• **What is required**
If a line in the listing contains "JSON", copy it out whole.

• **Supplied material**
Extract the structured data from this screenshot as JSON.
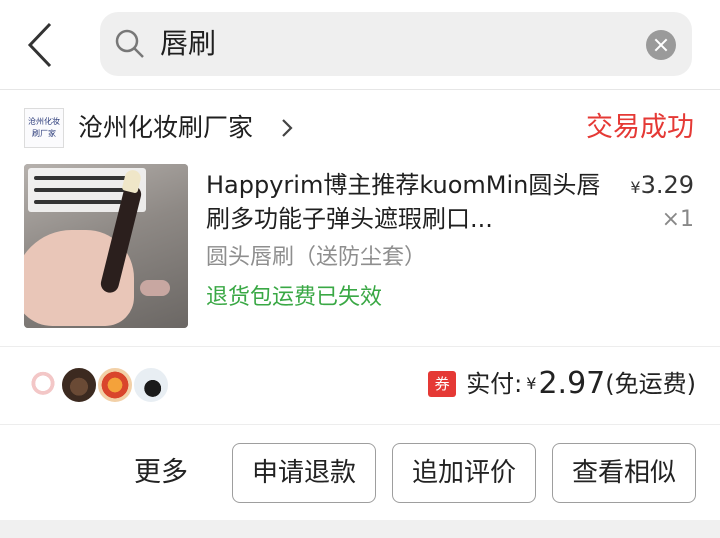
{
  "search": {
    "query": "唇刷"
  },
  "shop": {
    "logo_text_line1": "沧州化妆",
    "logo_text_line2": "刷厂家",
    "name": "沧州化妆刷厂家",
    "status": "交易成功"
  },
  "product": {
    "title": "Happyrim博主推荐kuomMin圆头唇刷多功能子弹头遮瑕刷口...",
    "price_currency": "¥",
    "price_value": "3.29",
    "quantity": "×1",
    "spec": "圆头唇刷（送防尘套）",
    "refund_note": "退货包运费已失效"
  },
  "summary": {
    "coupon_label": "券",
    "paid_label": "实付:",
    "currency": "¥",
    "amount": "2.97",
    "shipping_note": "(免运费)"
  },
  "actions": {
    "more_label": "更多",
    "refund_button": "申请退款",
    "review_button": "追加评价",
    "similar_button": "查看相似"
  },
  "colors": {
    "status_red": "#e53935",
    "refund_green": "#3aa845",
    "coupon_red": "#e53935"
  },
  "icons": [
    "back-arrow-icon",
    "search-icon",
    "clear-icon",
    "chevron-right-icon"
  ]
}
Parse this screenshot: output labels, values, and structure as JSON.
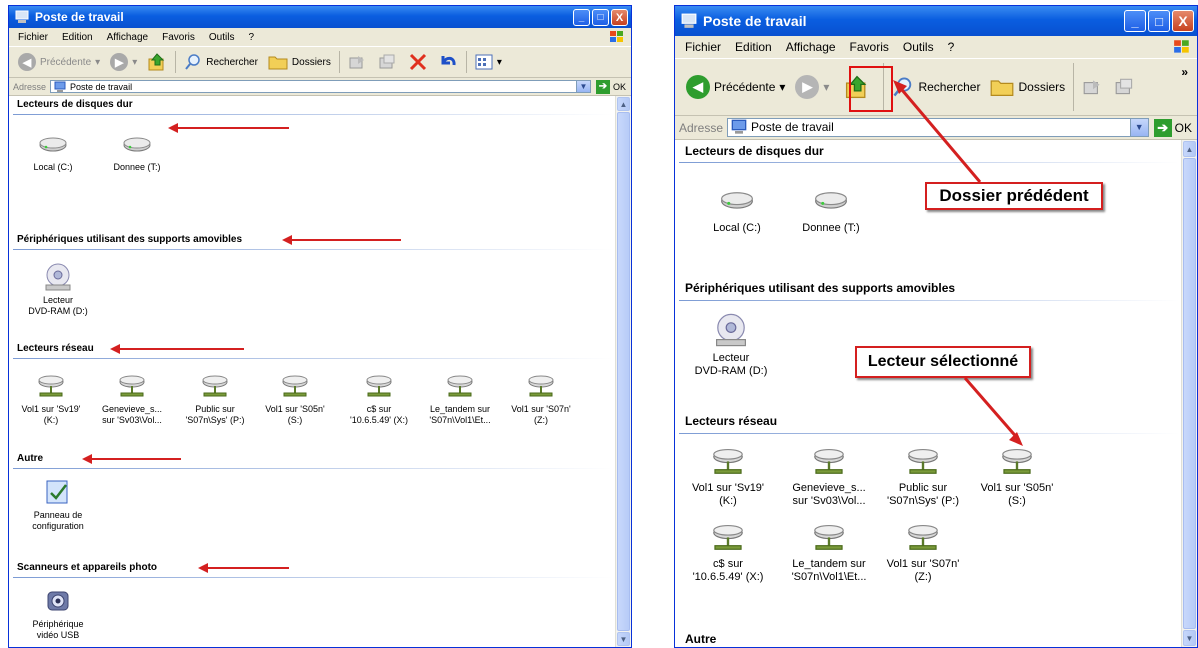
{
  "window": {
    "title": "Poste de travail",
    "menus": [
      "Fichier",
      "Edition",
      "Affichage",
      "Favoris",
      "Outils",
      "?"
    ],
    "back_label": "Précédente",
    "search_label": "Rechercher",
    "folders_label": "Dossiers",
    "address_label": "Adresse",
    "address_value": "Poste de travail",
    "go_label": "OK",
    "min_glyph": "_",
    "max_glyph": "□",
    "close_glyph": "X"
  },
  "sections": {
    "hard_drives": "Lecteurs de disques dur",
    "removable": "Périphériques utilisant des supports amovibles",
    "network": "Lecteurs réseau",
    "other": "Autre",
    "scanners": "Scanneurs et appareils photo"
  },
  "items": {
    "local_c": "Local (C:)",
    "donnee_t": "Donnee (T:)",
    "dvd_1": "Lecteur",
    "dvd_2": "DVD-RAM (D:)",
    "net": [
      [
        "Vol1 sur 'Sv19'",
        "(K:)"
      ],
      [
        "Genevieve_s...",
        "sur 'Sv03\\Vol..."
      ],
      [
        "Public sur",
        "'S07n\\Sys' (P:)"
      ],
      [
        "Vol1 sur 'S05n'",
        "(S:)"
      ],
      [
        "c$ sur",
        "'10.6.5.49' (X:)"
      ],
      [
        "Le_tandem sur",
        "'S07n\\Vol1\\Et..."
      ],
      [
        "Vol1 sur 'S07n'",
        "(Z:)"
      ]
    ],
    "panel_1": "Panneau de",
    "panel_2": "configuration",
    "usb_1": "Périphérique",
    "usb_2": "vidéo USB"
  },
  "annotations": {
    "previous_folder": "Dossier prédédent",
    "selected_drive": "Lecteur sélectionné"
  },
  "colors": {
    "title_blue": "#0a5ee0",
    "chrome": "#ece9d8",
    "arrow_red": "#d42020"
  }
}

• **Task output**
Extract the structured data from this screenshot as JSON.
Parse this screenshot: output labels, values, and structure as JSON.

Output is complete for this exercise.